While we’re spending countless hours and resources in laboratories developing the next generation of painkillers, the answer to the opioid epidemic might be right in front of our faces. A recent study found that opioid overdoses are dropping by huge amounts – nearly 25% in certain states. So what links these states together, and why do they all share far lower rates of opioid overdose? They all have legalized medical marijuana, and some research suggests a link between a decrease in opioid overdose and the availability of marijuana as a painkiller.
This research, completed by the assistant professor of medicine at Montefiore Medical Center, found that from 1999 to 2010, rates of opioid overdose in states with medical marijuana available were 25% lower than those who had yet to legalize marijuana as a medical painkiller.

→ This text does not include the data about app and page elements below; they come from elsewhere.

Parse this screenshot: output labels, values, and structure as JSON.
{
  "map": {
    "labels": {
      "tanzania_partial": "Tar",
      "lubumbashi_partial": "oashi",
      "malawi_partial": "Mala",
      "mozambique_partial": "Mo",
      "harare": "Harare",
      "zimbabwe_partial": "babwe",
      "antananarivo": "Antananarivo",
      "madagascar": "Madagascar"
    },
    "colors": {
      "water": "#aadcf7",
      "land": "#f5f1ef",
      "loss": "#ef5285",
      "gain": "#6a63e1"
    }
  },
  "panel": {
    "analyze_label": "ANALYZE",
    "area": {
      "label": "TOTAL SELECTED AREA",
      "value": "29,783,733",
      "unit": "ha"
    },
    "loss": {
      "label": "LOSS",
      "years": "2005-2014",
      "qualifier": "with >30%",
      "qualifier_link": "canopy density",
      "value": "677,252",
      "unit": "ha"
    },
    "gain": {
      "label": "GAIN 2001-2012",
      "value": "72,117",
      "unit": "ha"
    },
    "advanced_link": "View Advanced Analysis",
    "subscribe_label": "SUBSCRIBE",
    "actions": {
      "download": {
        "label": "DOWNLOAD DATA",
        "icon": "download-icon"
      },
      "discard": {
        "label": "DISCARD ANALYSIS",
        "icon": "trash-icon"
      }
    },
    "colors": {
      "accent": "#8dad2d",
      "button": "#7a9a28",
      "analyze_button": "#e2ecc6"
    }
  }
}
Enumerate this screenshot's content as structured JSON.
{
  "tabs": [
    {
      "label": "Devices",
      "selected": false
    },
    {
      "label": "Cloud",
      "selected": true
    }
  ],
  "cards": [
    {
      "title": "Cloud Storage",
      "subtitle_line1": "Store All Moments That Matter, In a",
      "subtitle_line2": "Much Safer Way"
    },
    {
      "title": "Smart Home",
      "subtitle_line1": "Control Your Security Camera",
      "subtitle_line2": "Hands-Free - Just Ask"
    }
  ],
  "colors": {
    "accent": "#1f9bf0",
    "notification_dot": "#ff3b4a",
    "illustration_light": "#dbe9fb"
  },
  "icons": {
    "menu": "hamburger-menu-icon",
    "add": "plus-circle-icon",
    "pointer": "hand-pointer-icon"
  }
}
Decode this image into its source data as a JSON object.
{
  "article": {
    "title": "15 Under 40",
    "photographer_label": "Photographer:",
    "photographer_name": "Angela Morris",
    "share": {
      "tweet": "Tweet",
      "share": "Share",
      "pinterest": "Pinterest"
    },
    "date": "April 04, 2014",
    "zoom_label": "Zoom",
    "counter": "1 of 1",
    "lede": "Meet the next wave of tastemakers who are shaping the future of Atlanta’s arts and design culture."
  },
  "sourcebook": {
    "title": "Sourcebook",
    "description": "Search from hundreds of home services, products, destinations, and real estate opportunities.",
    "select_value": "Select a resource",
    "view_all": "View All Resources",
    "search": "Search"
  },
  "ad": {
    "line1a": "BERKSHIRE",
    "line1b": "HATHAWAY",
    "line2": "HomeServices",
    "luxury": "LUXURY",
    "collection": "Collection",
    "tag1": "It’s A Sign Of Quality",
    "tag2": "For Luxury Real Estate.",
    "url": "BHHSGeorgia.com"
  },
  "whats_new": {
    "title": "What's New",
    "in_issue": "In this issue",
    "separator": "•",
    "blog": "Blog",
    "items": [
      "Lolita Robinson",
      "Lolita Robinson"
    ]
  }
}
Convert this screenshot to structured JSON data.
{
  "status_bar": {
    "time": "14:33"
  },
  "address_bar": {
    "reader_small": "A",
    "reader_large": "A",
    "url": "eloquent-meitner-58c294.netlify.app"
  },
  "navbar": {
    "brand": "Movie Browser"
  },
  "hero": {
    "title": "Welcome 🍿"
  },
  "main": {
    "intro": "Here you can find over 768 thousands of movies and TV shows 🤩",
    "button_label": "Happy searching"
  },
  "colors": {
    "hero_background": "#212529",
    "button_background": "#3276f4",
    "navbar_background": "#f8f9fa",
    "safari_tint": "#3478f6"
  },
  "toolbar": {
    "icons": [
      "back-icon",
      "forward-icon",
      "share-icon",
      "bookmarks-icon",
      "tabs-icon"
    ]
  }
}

While the study couldn’t prove causation, the correlation was strong enough to warrant further research. A study from the University of Michigan found that those who used medical marijuana to treat pain had cut their opioid use by over 50%. Another study conducted at the Washington University Pain Center found that almost half of chronic pain sufferers stopped taking opioids after beginning medical marijuana treatment plans. While the research looks promising, marijuana isn’t quite the perfect drug we’ve been looking for.

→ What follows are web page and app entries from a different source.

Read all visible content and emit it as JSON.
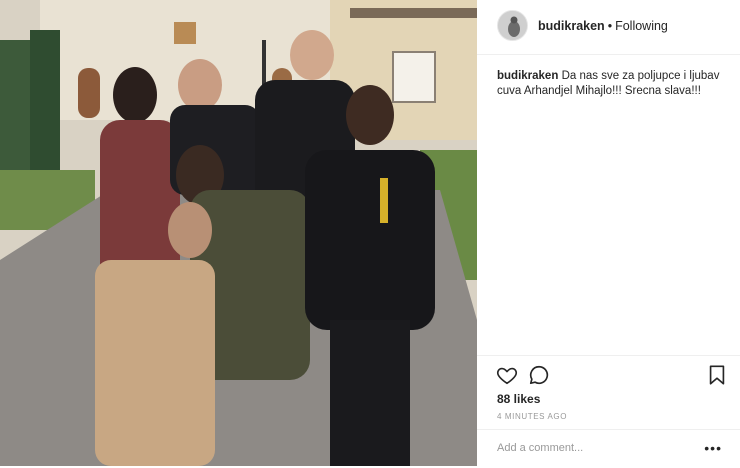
{
  "post": {
    "username": "budikraken",
    "separator": "•",
    "follow_status": "Following",
    "caption": "Da nas sve za poljupce i ljubav cuva Arhandjel Mihajlo!!! Srecna slava!!!",
    "likes": "88 likes",
    "timestamp": "4 minutes ago",
    "comment_placeholder": "Add a comment...",
    "more_options": "•••"
  },
  "icons": {
    "like": "heart-icon",
    "comment": "comment-bubble-icon",
    "save": "bookmark-icon",
    "more": "more-options-icon"
  },
  "colors": {
    "text": "#262626",
    "secondary": "#999999",
    "divider": "#efefef"
  }
}
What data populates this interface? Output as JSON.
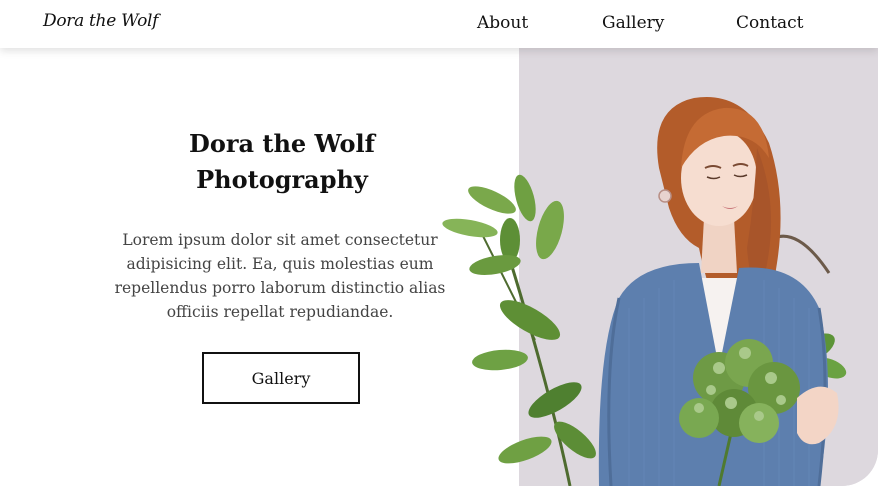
{
  "brand": {
    "logo_text": "Dora the Wolf"
  },
  "nav": {
    "items": [
      {
        "label": "About"
      },
      {
        "label": "Gallery"
      },
      {
        "label": "Contact"
      }
    ]
  },
  "hero": {
    "title_line1": "Dora the Wolf",
    "title_line2": "Photography",
    "description": "Lorem ipsum dolor sit amet consectetur adipisicing elit. Ea, quis molestias eum repellendus porro laborum distinctio alias officiis repellat repudiandae.",
    "button_label": "Gallery"
  },
  "photo": {
    "subject": "portrait-woman-with-plants"
  },
  "colors": {
    "photo_background": "#ddd8de",
    "sweater": "#5d7fae",
    "hair": "#b9632f",
    "leaves": "#5f8f3b"
  }
}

Marijuana doesn’t cause addictions and withdrawals as serious as those produced by opioids, but it does present its own set of unique side effects that aren’t always visible or easy to deal with. New studies show that cannabis use leads to a reduction in motivation. The studies showed that those who had recently used marijuana were less likely to work for money. Cannabis use disorder is also a very real thing, despite the common misconception that marijuana isn’t addictive. In fact, almost 10% of those who smoke marijuana develop a dependence. From this mental illnesses like anxiety and depression can arise, and the dependence can develop characteristics of addiction, such as prioritizing marijuana over obligations, social life, and work.

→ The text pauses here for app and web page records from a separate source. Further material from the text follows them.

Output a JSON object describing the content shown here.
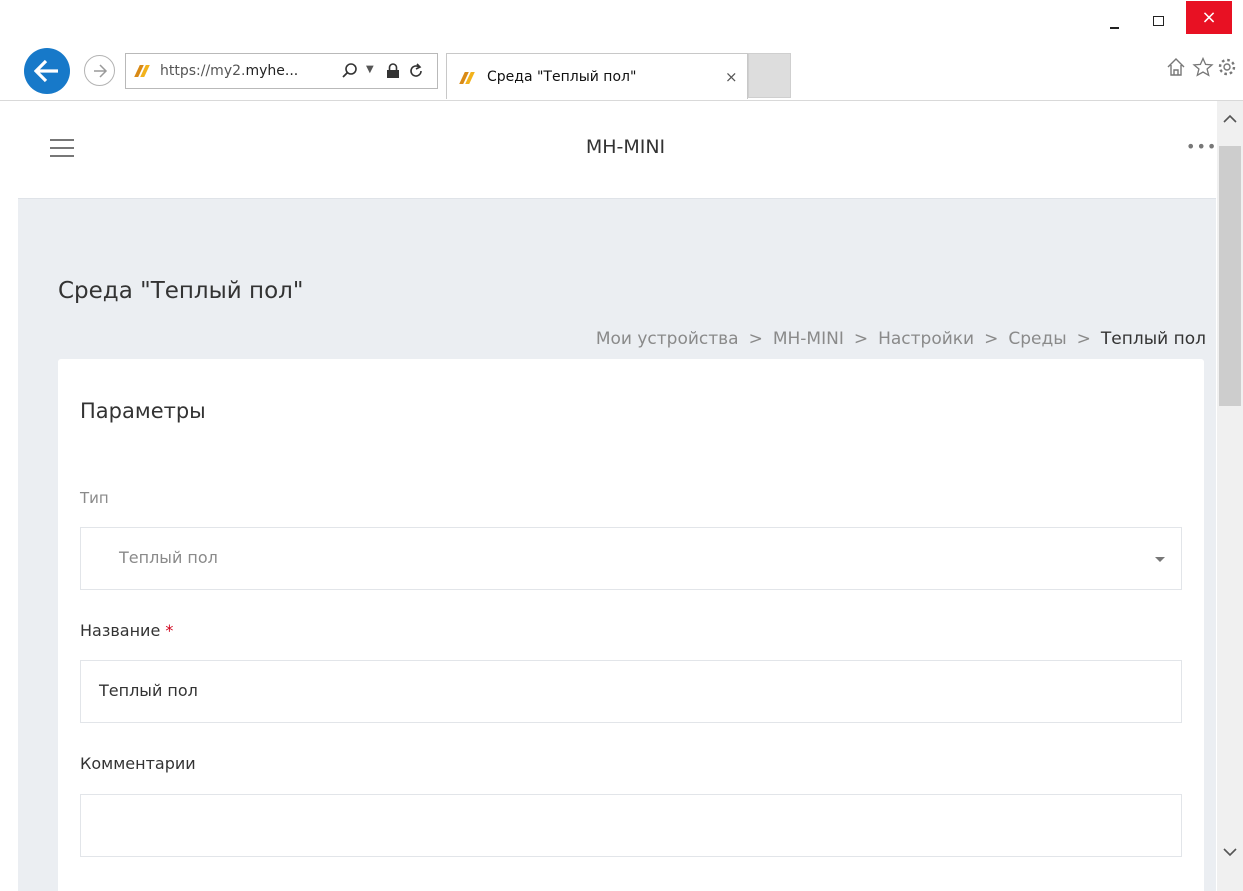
{
  "browser": {
    "address": {
      "prefix": "https://my2.",
      "host": "myhe...",
      "full": "https://my2.myhe..."
    },
    "tab_title": "Среда \"Теплый пол\"",
    "tab_close": "×",
    "close_glyph": "×"
  },
  "app": {
    "title": "MH-MINI",
    "menu_glyph": "•••"
  },
  "page": {
    "title": "Среда \"Теплый пол\"",
    "breadcrumb": {
      "items": [
        "Мои устройства",
        "MH-MINI",
        "Настройки",
        "Среды"
      ],
      "current": "Теплый пол",
      "separator": ">"
    }
  },
  "form": {
    "section_title": "Параметры",
    "type": {
      "label": "Тип",
      "value": "Теплый пол"
    },
    "name": {
      "label": "Название",
      "required_mark": "*",
      "value": "Теплый пол"
    },
    "comments": {
      "label": "Комментарии",
      "value": ""
    }
  }
}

Despite the risks, marijuana appears to be a far safer method with which to manage pain. Opioid addiction can easily be lethal, while deaths from marijuana use are virtually unheard of. However, marijuana is not likely to dethrone opioids as the most used painkiller in America. Studies show that it can’t reduce pain at the same levels opioids can. What it can do is provide an alternative to opioids for moderate pain, and it can also help those using opioids to taper off their medications more easily. Marijuana shouldn’t be adopted immediately as a replacement for opioids, but research shows that it deserves a second look for its ability to deal with pain and help those who are at risk for opioid addiction.